Chuck W. NelsonWhat I wish I knew when I started working from home -

What I wish I knew when I started working from home

As COVID-19 sweeps the planet, politicians and business leaders have been taking measures to prevent transmission, including working from home.

For the tech community, working from home is nothing new. It takes many shapes depending on the teams you have to interact with, but now we have a whole new group of people who are discovering the nuances.

Here are some of the things I wish I knew when I first started working from home years ago. A few things that help make the day go smoother.

Keep a morning routine

The definition of work-time and home-time is the first stumbling block for new “work-from-homers.”

Eating breakfast, taking a shower, enjoying that wonderful delight of morning coffee… whatever your routine is, do it before starting your work.

It helps define when you are suppose to be on the clock and gets your mind into the game.

Without it, procrastination and distractions can creep in. Especially at home where they are plentiful and you have to be self-disciplined without someone looking over your shoulder.

Music, not TV/YouTube/videos

My work time is defined by music. When I’m not on calls, the music helps me define the time and space as work-mode.

Not only does the music help make the day more enjoyable, but videos specifically have a way of splitting your attention.

Movies and shows have a narrative that halfway distracts you. Even if you’ve watched Harry Potter a million times, there are points where you want to take a peek at the action (Dumbledore vs Voldemort Duel), and you’re partly aware of the action happening on TV.

Turn it off. Music doesn’t have that distraction and keeps you productive.

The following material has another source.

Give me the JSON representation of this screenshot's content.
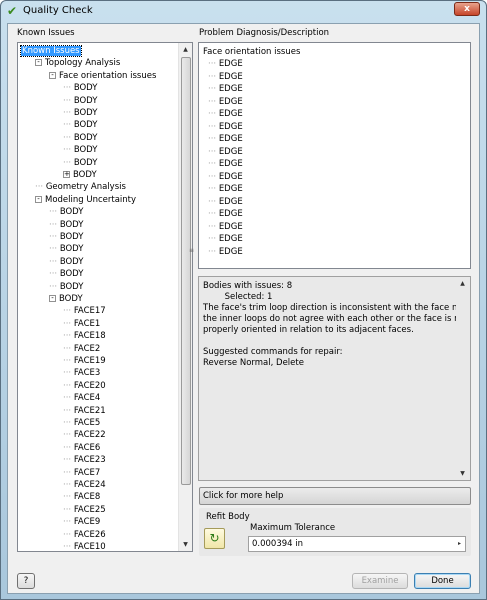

Get out of the house

Cabin fever is real. Even during the coronavirus scare, it’s important to not get cooped up.

That doesn’t mean jumping into a mosh pit of people, but take a walk around the block at lunch. Get moving, get some sun. It’s important to refresh your mind and not stare at a screen all day.

Know when to turn off

Just like your morning routine helps you get your head in the game, know when to turn off. You set boundaries for yourself to do your best work, but your co-workers and clients need it too.

Especially in the US, being available all the time can be the social norm. Set a time when you are no longer “online.” It doesn’t have to be all at once, but having a 6pm shutdown time and last email check can help you keep peace of mind that things are taken care of and you’re able to move on without FOMO or guilt.

Better habits and new routines

Your mental state is being tested when working from home. From family distractions or just a break in a routine, it’s important to set some boundaries for yourself and create habits to make the most of working from home. And hopefully these habits keep with you when returning to the office.

Chuck W. Nelson

My name is Chuck. I help people with their digital projects. Today, that means communicating, marketing, buildings, and succeeding over the internet. But even those lines are blurring. I help connect your message with the technology required to get it attention.

© 2020 — Chuck W. Nelson